The Special Representative of UN Secretary-General for West Africa and the Sahel, Mohamed Ibn Chambas, says the conflicts between herdsmen and farmers in Nigeria are becoming more sophisticated and deadlier.
Chambas, who is Head, UN Office for West African and the Sahel (UNOWAS), in a report presented to the UN Security Council, said the violence was a major security threat in the region, warning that it risks changing into terrorist attacks.
“Violence between farmers and herders is increasingly a major security threat in the region and risks morphing into the terrorist attacks that have defined the security landscape.
“Farmer-herder conflicts are becoming more sophisticated and deadlier, especially in Nigeria’s Middle Belt.
“During four days in June, new spates of attacks and retribution killings between herders and farmers in this region resulted in scores of deaths,’’ the UN envoy for said.
In the Lake Chad Basin, Chambas said despite gains made by the Nigerian armed forces and the Multinational Joint Task Force, Boko Haram remained active.
The UN envoy for West Africa and the Sahel said: “The trend of Boko Haram, using female suicide bombers continues, and reportedly almost one in five suicide bombers is a child.
“The most recent attacks on a Nigerian military garrison in Yobe and the ambush of a military convoy in Borno are the latest manifestations of the threats still posed by Boko Haram.
“There is a need for increased support to diplomatic, security and humanitarian responses to Boko Haram, in a holistic manner.
“To this end, UNOWAS is providing technical support for a joint summit of the Economic Community of West African States (ECOWAS) and the Economic Community of Central African States (ECCAS), on July 30, as called for by Security Council resolution 2349 (2017).
He explained that the severe depletion of Lake Chad had led to environmental degradation, socio-economic marginalisation and insecurity for 45 million people.
According to him, an estimated 2.3 million people remain displaced by the aggregate effects of insecurity and climate change.
He appealed to Member States to support the humanitarian response to the Lake Chad crisis, which remains critically underfunded and revitalisation of the Lake Chad Basin.

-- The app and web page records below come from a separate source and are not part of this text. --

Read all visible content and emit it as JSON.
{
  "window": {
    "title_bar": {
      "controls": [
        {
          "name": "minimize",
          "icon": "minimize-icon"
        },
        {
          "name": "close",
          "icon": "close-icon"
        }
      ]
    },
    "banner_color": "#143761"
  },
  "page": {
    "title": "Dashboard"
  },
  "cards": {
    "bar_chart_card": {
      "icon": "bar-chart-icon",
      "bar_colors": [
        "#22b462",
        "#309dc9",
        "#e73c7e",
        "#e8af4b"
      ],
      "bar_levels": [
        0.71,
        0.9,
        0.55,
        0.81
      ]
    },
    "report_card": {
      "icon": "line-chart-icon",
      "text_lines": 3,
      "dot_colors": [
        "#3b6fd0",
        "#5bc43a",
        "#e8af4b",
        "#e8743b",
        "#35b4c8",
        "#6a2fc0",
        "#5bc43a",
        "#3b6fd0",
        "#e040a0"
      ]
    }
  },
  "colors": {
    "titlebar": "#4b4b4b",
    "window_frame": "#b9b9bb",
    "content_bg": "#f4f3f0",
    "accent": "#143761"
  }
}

“Let me stress that any military response to security challenges in the region needs to be matched by the implementation of comprehensive strategies linking security and humanitarian interventions to development and human rights initiatives.
“There is also need to increase our collective efforts to address the challenges facing the Sahel region with actions that combine politics, security and development,’’ Chambas stressed.
He said the period under review saw an upsurge in popular discontent in the region manifested through often violent demonstrations calling for political and economic reforms.
“The sometimes violent conduct of security forces, notably in dealing with popular demonstrations, has also fuelled political tensions.
“Commitment by countries of the region and support from the international community will be key to ensuring the effectiveness and accountability of security sector institutions as part of broader security sector reform efforts.
“Several countries continue to struggle with justice, national reconciliation and human rights challenges.
“Among those is the concerning number of high-profile arrests, judicial prosecutions and convictions against political and civil society actors.
“We must collectively continue to urge Member States to provide an enabling environment for the exercise of the freedoms of expression and assembly, which are critical in consolidating democracy and good governance,’’ the UN envoy said.
He said UNOWAS would continue to closely monitor the situation with forthcoming elections in Nigeria, Mauritania and Senegal.
“In some countries of the region, including Nigeria, UNOWAS is working closely with ECOWAS and other partners to support the establishment of national peace architectures that can provide a systematic and inclusive approach to the prevention, management and resolution of conflict.’’
By Prudence Arobani